This is a four-credit class due to the time required to cover the subject matter. To efficiently run a small business, students will need to learn how to configure a printer. Studies have shown that office printers represent the single largest contributing factor toward unproductivity in business. Our team of specially trained professors will teach students how to get a printer recognized on their network and then, 10 minutes later, how to do it again when the network stops recognizing it. Other topics will include troubleshooting paper jams, replacing ink-jet cartridges (well after the printer says it’s “out of ink”), and relaxation techniques for when one’s on the phone with tech support in India. At the end of the semester, remaining students will be rewarded with a visit to the local park where, like the last scene in Office Space, they will be allowed to crush their printers with baseball bats generously provided by the University’s athletic department.
English 447: The Great Business Books (3 credits)

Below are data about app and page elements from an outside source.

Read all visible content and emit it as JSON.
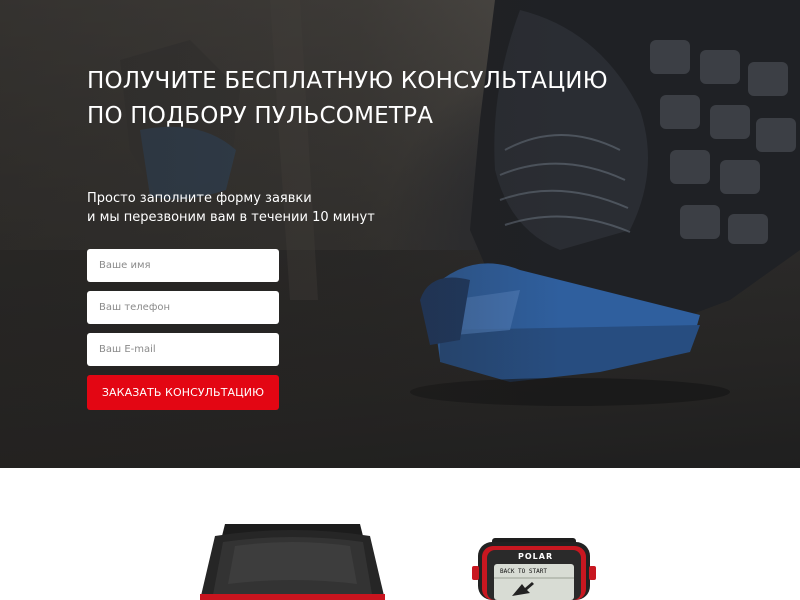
{
  "hero": {
    "title_lines": [
      "ПОЛУЧИТЕ БЕСПЛАТНУЮ КОНСУЛЬТАЦИЮ",
      "ПО ПОДБОРУ ПУЛЬСОМЕТРА"
    ],
    "subtitle_lines": [
      "Просто заполните форму заявки",
      "и мы перезвоним вам в течении 10 минут"
    ],
    "background_image": "running-shoe-on-treadmill"
  },
  "form": {
    "name_placeholder": "Ваше имя",
    "phone_placeholder": "Ваш телефон",
    "email_placeholder": "Ваш E-mail",
    "submit_label": "ЗАКАЗАТЬ КОНСУЛЬТАЦИЮ"
  },
  "products": {
    "watch_2_brand": "POLAR",
    "watch_2_screen_text": "BACK TO START"
  },
  "colors": {
    "accent": "#e30613",
    "hero_text": "#ffffff",
    "input_bg": "#ffffff"
  }
}
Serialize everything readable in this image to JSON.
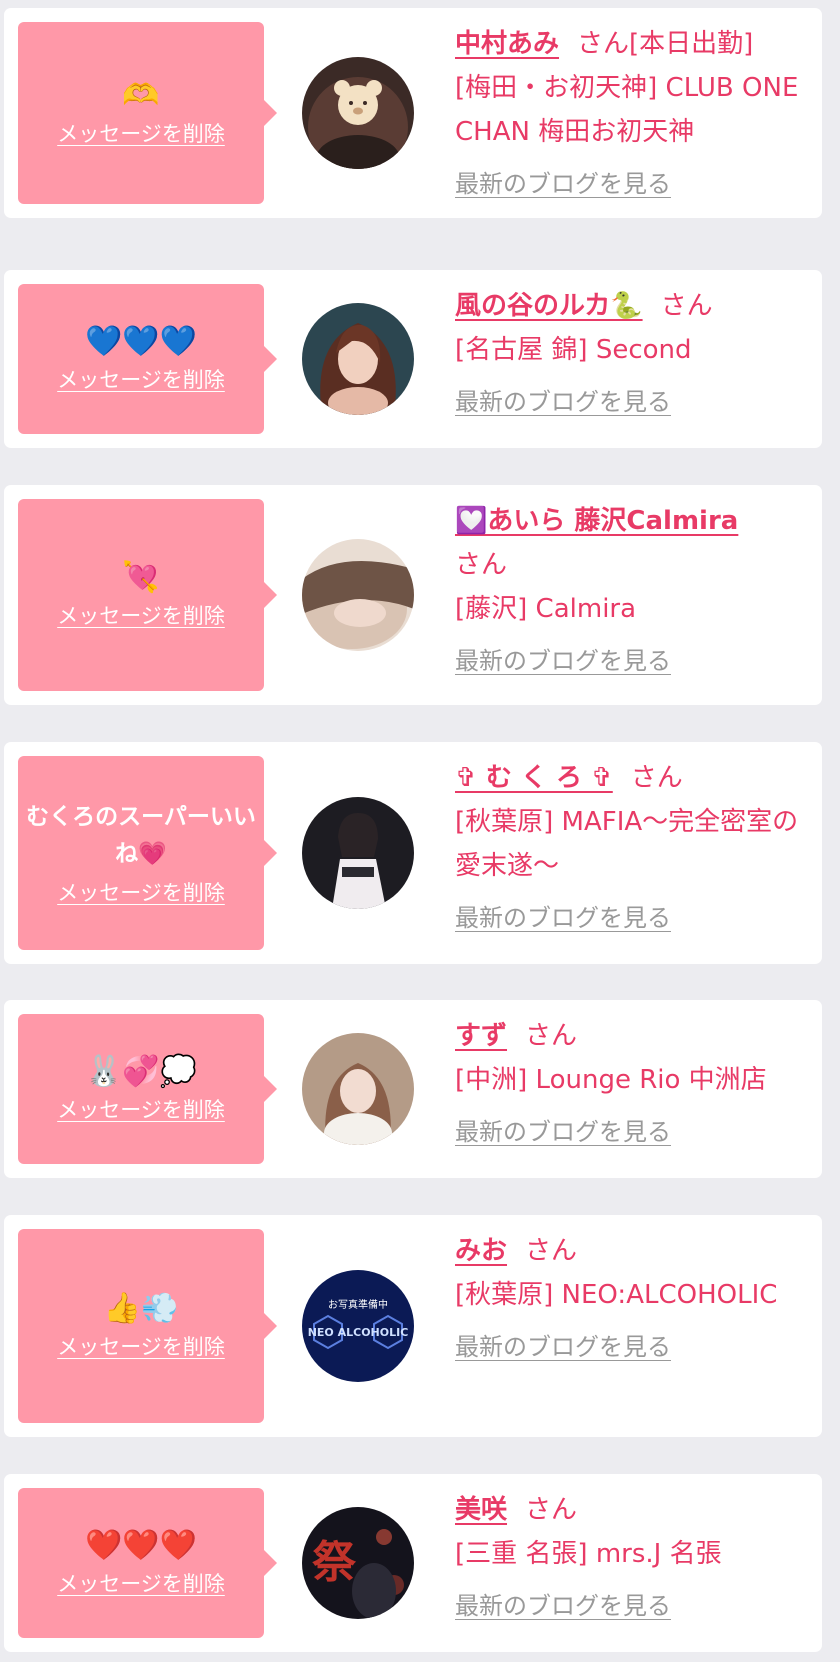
{
  "delete_label": "メッセージを削除",
  "blog_label": "最新のブログを見る",
  "san_label": "さん",
  "messages": [
    {
      "reaction": "🫶",
      "name": "中村あみ",
      "status": "[本日出勤]",
      "shop": "[梅田・お初天神] CLUB ONE CHAN 梅田お初天神",
      "avatar_theme": "bear-sticker"
    },
    {
      "reaction": "💙💙💙",
      "name": "風の谷のルカ🐍",
      "status": "",
      "shop": "[名古屋 錦] Second",
      "avatar_theme": "long-hair-portrait"
    },
    {
      "reaction": "💘",
      "name": "💟あいら 藤沢Calmira",
      "status": "",
      "shop": "[藤沢] Calmira",
      "avatar_theme": "blurred-face"
    },
    {
      "reaction": "むくろのスーパーいいね💗",
      "name": "✞ む く ろ ✞",
      "status": "",
      "shop": "[秋葉原] MAFIA〜完全密室の愛末遂〜",
      "avatar_theme": "gothic-dress"
    },
    {
      "reaction": "🐰💞💭",
      "name": "すず",
      "status": "",
      "shop": "[中洲] Lounge Rio 中洲店",
      "avatar_theme": "sweater-portrait"
    },
    {
      "reaction": "👍💨",
      "name": "みお",
      "status": "",
      "shop": "[秋葉原] NEO:ALCOHOLIC",
      "avatar_theme": "neo-alcoholic-logo",
      "avatar_text": "お写真準備中",
      "avatar_logo": "NEO ALCOHOLIC"
    },
    {
      "reaction": "❤️❤️❤️",
      "name": "美咲",
      "status": "",
      "shop": "[三重 名張] mrs.J 名張",
      "avatar_theme": "festival-night",
      "avatar_text": "祭"
    }
  ],
  "colors": {
    "page_bg": "#ececf0",
    "bubble": "#ff98a8",
    "accent": "#e83a66",
    "link_gray": "#999999"
  }
}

This class will focus on those business books that provide students with insights on the realities of running a small business. The reading list will include The Godfather and A Tale of Two Cities (a romantic look back at the good old days before labor unions and employees’ rights). Of course, the Bible will also be covered because students will likely one day throw up their hands and wonder why in God’s name they chose to be an entrepreneur.
Art 121: Avoiding Taxes (3 credits)

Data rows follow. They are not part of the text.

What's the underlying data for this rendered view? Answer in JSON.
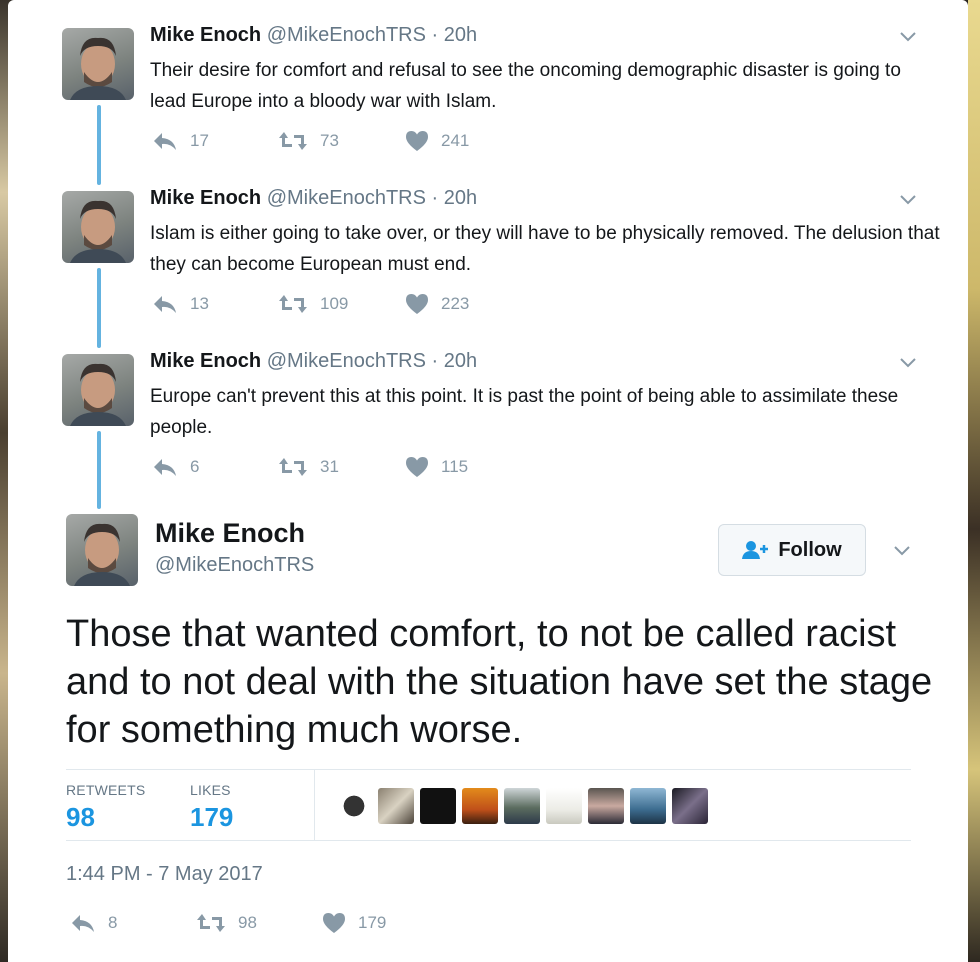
{
  "thread": [
    {
      "name": "Mike Enoch",
      "handle": "@MikeEnochTRS",
      "separator": "·",
      "time": "20h",
      "text": "Their desire for comfort and refusal to see the oncoming demographic disaster is going to lead Europe into a bloody war with Islam.",
      "replies": "17",
      "retweets": "73",
      "likes": "241"
    },
    {
      "name": "Mike Enoch",
      "handle": "@MikeEnochTRS",
      "separator": "·",
      "time": "20h",
      "text": "Islam is either going to take over, or they will have to be physically removed. The delusion that they can become European must end.",
      "replies": "13",
      "retweets": "109",
      "likes": "223"
    },
    {
      "name": "Mike Enoch",
      "handle": "@MikeEnochTRS",
      "separator": "·",
      "time": "20h",
      "text": "Europe can't prevent this at this point. It is past the point of being able to assimilate these people.",
      "replies": "6",
      "retweets": "31",
      "likes": "115"
    }
  ],
  "main": {
    "name": "Mike Enoch",
    "handle": "@MikeEnochTRS",
    "follow_label": "Follow",
    "text": "Those that wanted comfort, to not be called racist and to not deal with the situation have set the stage for something much worse.",
    "stats": {
      "retweets_label": "RETWEETS",
      "retweets_value": "98",
      "likes_label": "LIKES",
      "likes_value": "179"
    },
    "timestamp": "1:44 PM - 7 May 2017",
    "replies": "8",
    "retweets": "98",
    "likes": "179"
  },
  "icons": {
    "reply": "reply-icon",
    "retweet": "retweet-icon",
    "like": "heart-icon",
    "caret": "chevron-down-icon",
    "follow": "add-user-icon"
  },
  "colors": {
    "accent": "#1b95e0",
    "thread_line": "#64b3e0",
    "icon_gray": "#8899a6"
  }
}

Offered as an elective in years past, this class has proven to be one of the most popular on campus. Those among the 99 percent are welcome to enroll. Here you will learn the creative art of not paying taxes on your business income. The understated beauty of cash transactions. The magnificent splendor of maintaining a second set of books. Other how-to’s include romancing your accountant, hiding personal expenses, and burying your family’s travel and entertainment costs in your company’s books.
Language 872 and 873: Intermediate and Advanced Mandarin (6 credits)
To prepare our business students for the inevitable, this year-long class will teach them how to speak and write in Mandarin. Most importantly, students will learn the translation skills necessary to convert all of our written materials to the Chinese language so that future generations of American business students will be able to understand them.
World Cultures 646: The People of India and the Czech Republic (3 credits)
Like most business owners in a slow economy, our students will be taught how to avoid the excessive costs of hiring full-time employees and instead learn how to outsource their work to low-cost workers in countries such as India and the Czech Republic. To that end, this course will provide a full history and language background for both countries including a discussion of favorite foods, American movies from the 1980s that are just being released over there, and the finer points of cricket.
These are just a few of the business courses our universities should be offering to better prepare our kids for the future. People: This is not an education crisis. It’s an opportunity!